How To Stay Safe During A Volcanic Eruption

There are 161 active volcanoes in the United States alone. If you live in an area near a volcano, knowing how to stay safe during a volcanic eruption can quite literally save your life. While Hawaii is home to the world's largest active volcano, other states with large numbers of volcanoes include Alaska, California, Washington, and Oregon (via Volcanoes are also present in other states, so be sure to see if your home is near one.

While it is important to be prepared in case of a volcanic eruption, don't spend too much time worrying about whether a volcano will erupt near you. Generally speaking, it is normal for volcanoes to go extremely long periods of time without erupting, so it is unlikely that one will erupt near you (via the American Red Cross). That being said, it never hurts to have a plan in case one does decide to blow. Here are some ways to stay safe during a volcanic eruption.

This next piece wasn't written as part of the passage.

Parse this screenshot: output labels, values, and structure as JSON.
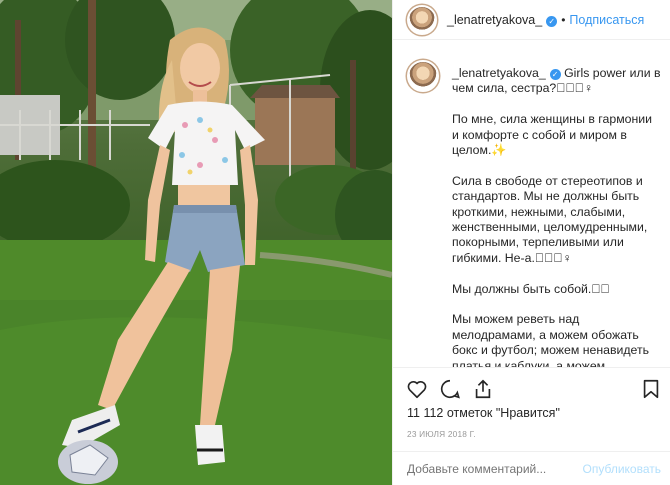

What happens during a volcanic eruption?

Volcanic eruptions are caused by magma rising through the Earth's crust. This rising magma causes pressure to build up underground, eventually causing an eruption. During a volcanic eruption, lava (the name for magma when it is above ground), ashes, gas, dust, and rocks are spewed out of the ground (via Expatriate Healthcare). Volcanic eruptions can contaminate water supplies, damage machinery, reduce visibility, make it hard to breathe, and irritate the eyes, skin, nose, and throat (via

There are two types of volcanic explosions: effusive and explosive. Effusive eruptions tend to have steady lava flows on the ground, and are much less likely to send rocks flying. These eruptions can take a long time to diminish, but usually give those effected more time to evacuate. Explosive eruptions are violent explosions that send debris everywhere. These eruptions give very little time to evacuate and can cause heavier ash fall than effusive eruptions (via Britannica).

Be prepared with a plan before an eruption occurs

As with any emergency, you should have a plan for a volcanic eruption before one occurs. This is especially important if you live near a volcano. The most important steps you should take in advance are knowing your areas risk, stock up on emergency supplies in advance, practice communication and evacuation plans, and keep important documents in a safe place (via It is also important to look into what types of damage your insurance will cover if your home, car, or belongings were to be affected.

If you need to evacuate, bring a radio with you to listen for updates. Fill your gas tank, clean water containers, and take only essentials. Evacuate as early as possible. If you have time, turn off your home's gas, electricity, and water (via the CDC). Be sure to follow designated evacuation routes, as other roads may be blocked.

Stay inside and seek high ground

If you are not instructed to evacuate, or do not have time, it is important to stay inside. Close windows and doors, as well as your fireplace or woodstove dampers if you have them. You will want to seal yourself inside as best as you can. Turn off fans and AC systems to prevent ash from getting inside.

If you're outdoors and can't make it inside, protect yourself however you can. If there is rockfall, roll yourself into a ball to protect your head. Move uphill if possible if near a stream or a river, as the water may rise and cause dangerous flash floods and mudflow. If you are burned, seek immediate burn care (via the CDC). If you are outside during the beginning of an eruption, you may see a phenomenon known as volcanic lighting. This is a normal part of some eruptions.

Protect yourself during the ashfall

During a volcanic eruption and the time afterwards, you will have to watch out for ash fall. If you can, it is important to stay inside with windows and doors closed. Wear long-sleeved shirts and pants, goggles, and masks to protect yourself from the ash. If possible, a respirator will do a better job protecting your airway from ash than just a mask, but use whatever you have on hand (via the CDC).

Avoid driving during ash fall if at all possible. If you must drive, turn off your AC to prevent ash from getting inside your car. Once it's safe to go outside, it is important to clear the ash off your roof as soon as possible, as the weight of it can cause substantial damage to your roof (via the American Red Cross). Do the best you can, but don't risk your health or life and be extra cautious (via

Pay attention to warnings from local authorities

After the eruption is over, it's important to pay attention to local authorities in order to know how to proceed. If you have evacuated, do not return until authorities say it is safe. If you're inside, stay inside until you're told it's safe to go out (via Expatriate Healthcare).

Update your family and friends as soon as possible through texts and social media. Phone lines are often busy after a disaster, so only make calls in an emergency. When it's safe to begin cleaning up, wear protective clothing and a mask. Do not let children assist in cleaning, as their lungs are more susceptible to damage from the ash (via Continue to listen to local news or NOAA weather radio for updates and instruction as the situation calms down (via the American Red Cross). The keys to surviving a volcanic eruption are staying informed and following instructions.